The presumption of innocence is one of the basic principles of justice. It is summed up in article 6.2 of the European Convention of Human Rights: “Everyone charged with a criminal offence shall be presumed innocent until proved guilty according to law."
The principle states that the courts must prove the guilt of a criminal defendant. It is not for him to prove his innocence. The burden of proof rests with the prosecution.
This principle can be traced back to Roman times. The sixth century Digest of Justinian states: Ei incumbit probatio qui dicit, non qui negat "Proof lies on him who asserts, not on him who denies".
The development of the presumption of innocence in the modern era took place primarily in the common law jurisdictions of England and the United States. From there it took root in international human rights law in the 20th century.
The presumption of innocence, as a general principle, extends beyond the confines of the courts of law. The media should also respect a person’s right to their good name, and their right to be presumed innocent until they are found guilty by due process of law.

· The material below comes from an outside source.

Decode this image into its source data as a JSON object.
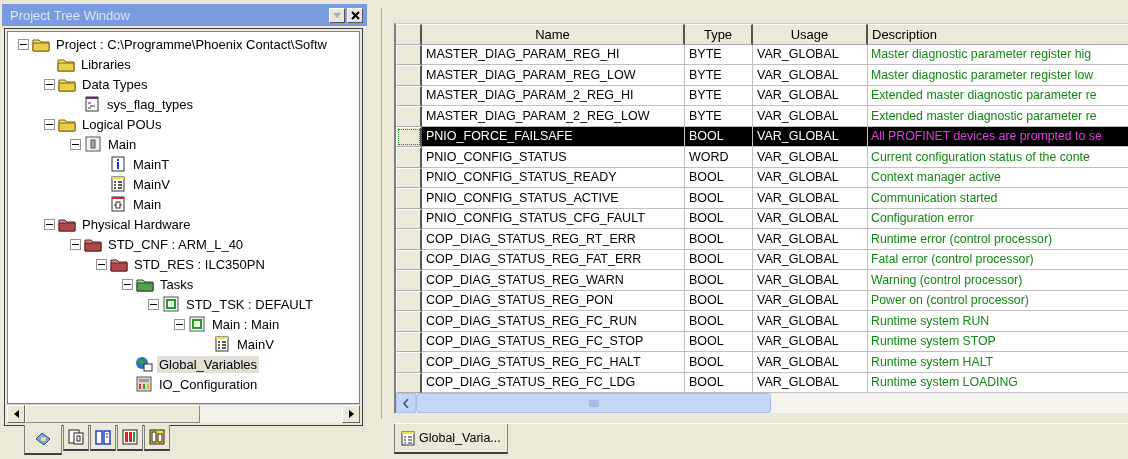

In the UK, anyone publishing commentary on matters coming before the criminal courts, which are sub judice (Latin for "under judgment"), can potentially be held to be in contempt of court. That is the case whether you are a Twitter troll, or the editor of a newspaper, or someone commenting on Facebook. People close to a crime sometimes cannot resist publishing details and speculation, including the names of victims of sexual crimes, for example, who may have a right to anonymity. Such commentary can also breach the rights of children and young people mentioned in criminal cases, who also can have a right to anonymity.

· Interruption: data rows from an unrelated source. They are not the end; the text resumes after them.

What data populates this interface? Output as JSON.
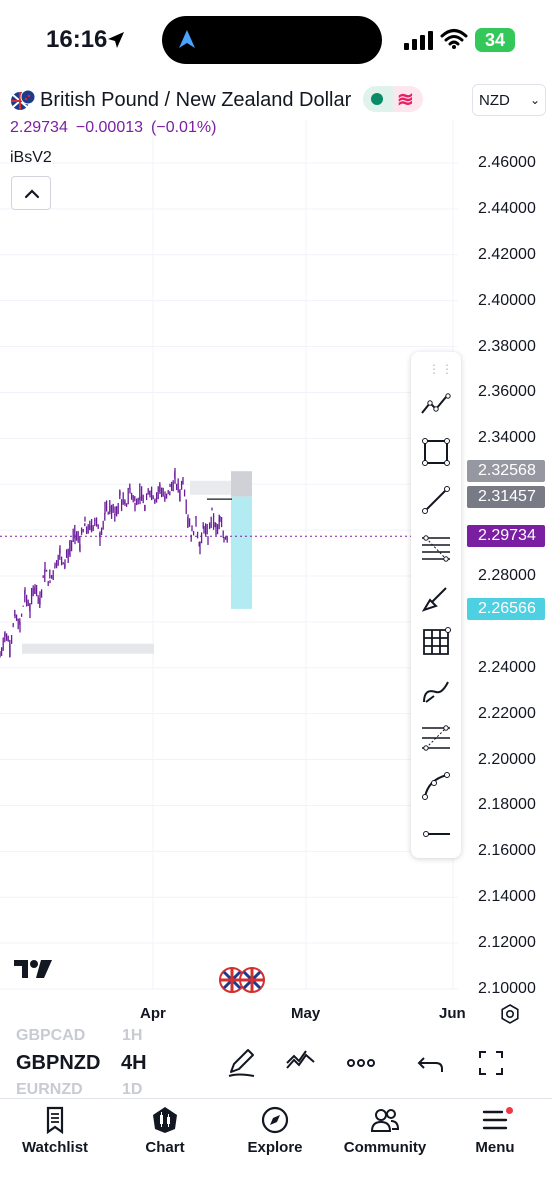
{
  "status_bar": {
    "time": "16:16",
    "battery": "34"
  },
  "header": {
    "symbol_title": "British Pound / New Zealand Dollar",
    "currency": "NZD",
    "last_price": "2.29734",
    "change": "−0.00013",
    "change_pct": "(−0.01%)",
    "indicator": "iBsV2"
  },
  "chart_data": {
    "type": "candlestick",
    "symbol": "GBPNZD",
    "interval": "4H",
    "y_ticks": [
      "2.46000",
      "2.44000",
      "2.42000",
      "2.40000",
      "2.38000",
      "2.36000",
      "2.34000",
      "2.28000",
      "2.24000",
      "2.22000",
      "2.20000",
      "2.18000",
      "2.16000",
      "2.14000",
      "2.12000",
      "2.10000"
    ],
    "ylim": [
      2.1,
      2.47
    ],
    "x_ticks": [
      "Apr",
      "May",
      "Jun"
    ],
    "price_badges": [
      {
        "label": "2.32568",
        "value": 2.32568,
        "color": "#9598a1"
      },
      {
        "label": "2.31457",
        "value": 2.31457,
        "color": "#787b86"
      },
      {
        "label": "2.29734",
        "value": 2.29734,
        "color": "#7b1fa2"
      },
      {
        "label": "2.26566",
        "value": 2.26566,
        "color": "#4dd0e1"
      }
    ],
    "price_path": [
      [
        0,
        2.245
      ],
      [
        5,
        2.255
      ],
      [
        10,
        2.25
      ],
      [
        15,
        2.262
      ],
      [
        20,
        2.258
      ],
      [
        25,
        2.272
      ],
      [
        30,
        2.266
      ],
      [
        35,
        2.276
      ],
      [
        40,
        2.27
      ],
      [
        45,
        2.282
      ],
      [
        50,
        2.278
      ],
      [
        55,
        2.285
      ],
      [
        60,
        2.29
      ],
      [
        65,
        2.286
      ],
      [
        70,
        2.292
      ],
      [
        75,
        2.298
      ],
      [
        80,
        2.294
      ],
      [
        85,
        2.302
      ],
      [
        90,
        2.3
      ],
      [
        95,
        2.305
      ],
      [
        100,
        2.298
      ],
      [
        105,
        2.307
      ],
      [
        110,
        2.31
      ],
      [
        115,
        2.306
      ],
      [
        120,
        2.315
      ],
      [
        125,
        2.31
      ],
      [
        130,
        2.318
      ],
      [
        135,
        2.312
      ],
      [
        140,
        2.316
      ],
      [
        145,
        2.309
      ],
      [
        150,
        2.318
      ],
      [
        155,
        2.314
      ],
      [
        160,
        2.319
      ],
      [
        165,
        2.313
      ],
      [
        170,
        2.318
      ],
      [
        175,
        2.322
      ],
      [
        180,
        2.316
      ],
      [
        183,
        2.323
      ],
      [
        188,
        2.305
      ],
      [
        192,
        2.298
      ],
      [
        196,
        2.305
      ],
      [
        200,
        2.292
      ],
      [
        204,
        2.302
      ],
      [
        208,
        2.296
      ],
      [
        212,
        2.308
      ],
      [
        216,
        2.3
      ],
      [
        220,
        2.303
      ],
      [
        224,
        2.297
      ],
      [
        228,
        2.298
      ]
    ]
  },
  "symbol_switcher": {
    "prev_symbol": "GBPCAD",
    "current_symbol": "GBPNZD",
    "next_symbol": "EURNZD",
    "prev_interval": "1H",
    "current_interval": "4H",
    "next_interval": "1D"
  },
  "tabs": [
    {
      "label": "Watchlist",
      "icon": "bookmark-icon"
    },
    {
      "label": "Chart",
      "icon": "candles-icon"
    },
    {
      "label": "Explore",
      "icon": "compass-icon"
    },
    {
      "label": "Community",
      "icon": "people-icon"
    },
    {
      "label": "Menu",
      "icon": "menu-icon"
    }
  ],
  "colors": {
    "accent": "#7b1fa2",
    "candle": "#6a1b9a",
    "zone": "#b2ebf2",
    "bg": "#ffffff"
  }
}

If reporting on criminal proceedings, the media should carefully state that anyone on trial is “accused” and that what they are accused of is “alleged”. They should scrupulously follow and orders the courts make. Indeed, widespread coverage suggesting the guilt of a defendant, may enable them to argue that they cannot get a fair trial.

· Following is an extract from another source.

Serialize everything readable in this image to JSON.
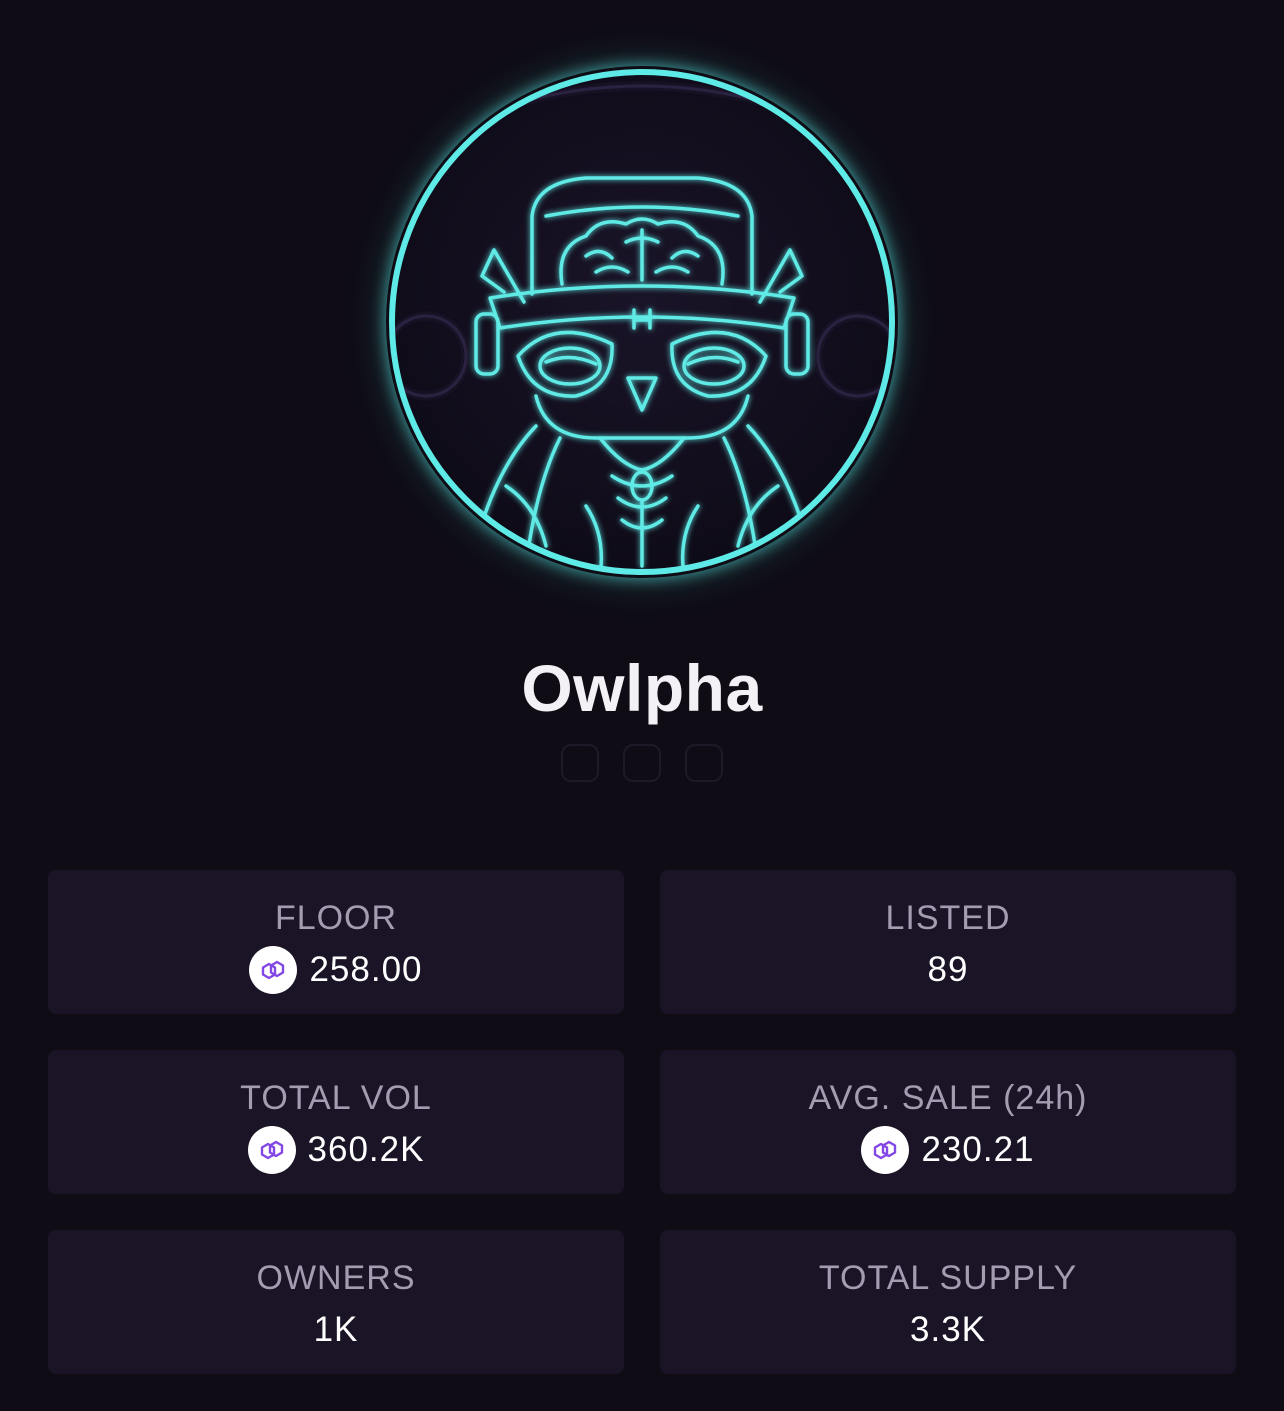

In the past, publication was done only by professional media organisations. Nowadays, anybody with Internet access can instantly publish material to the entire world. In just a few hours, online rumours can become repeated so often online that they are treated as fact by millions.
Last year, the Arkansas Supreme Court reversed a murder conviction because a juror who had used their mobile phone to use tweet about the trial during jury deliberations. In Texas, a juror was found guilty of contempt of court when he tried to "friend" the defendant on Facebook.
Similar concerns arose surrounding the Australian trial of the suspect for murder victim Jill Meagher. A vast amount of prejudicial online commentary about the accused prompted fears that the defendant would not get a fair trial. Victorian police pleaded with people not to post such comments, saying, “it is inappropriate to post speculation or comments about matters before the courts".
The Internet can act as an uncensored global rumour mill. Its role in diminishing the presumption of innocence cannot be ignored - either by courts, or by anyone involved in the publication of allegations. Even “trial by media” is far preferable to “trial by social media.” In the Internet age, the publication of mere allegations are more likely than ever to injure a person’s human right to be presumed innocent.
Online commentary can also frustrate the prosecution of the guilty. Thanks to social media, we are all publishers now. Yet most people do not know the rules involved in being a publisher, and the impact they can have on criminal justice . In much the same way as texting and driving has become socially unacceptable, so should making online commentary on matters coming before the criminal courts. So doing, can make the innocent seem guilty, without fair process - and it can help the guilty to escape punishment for their crimes.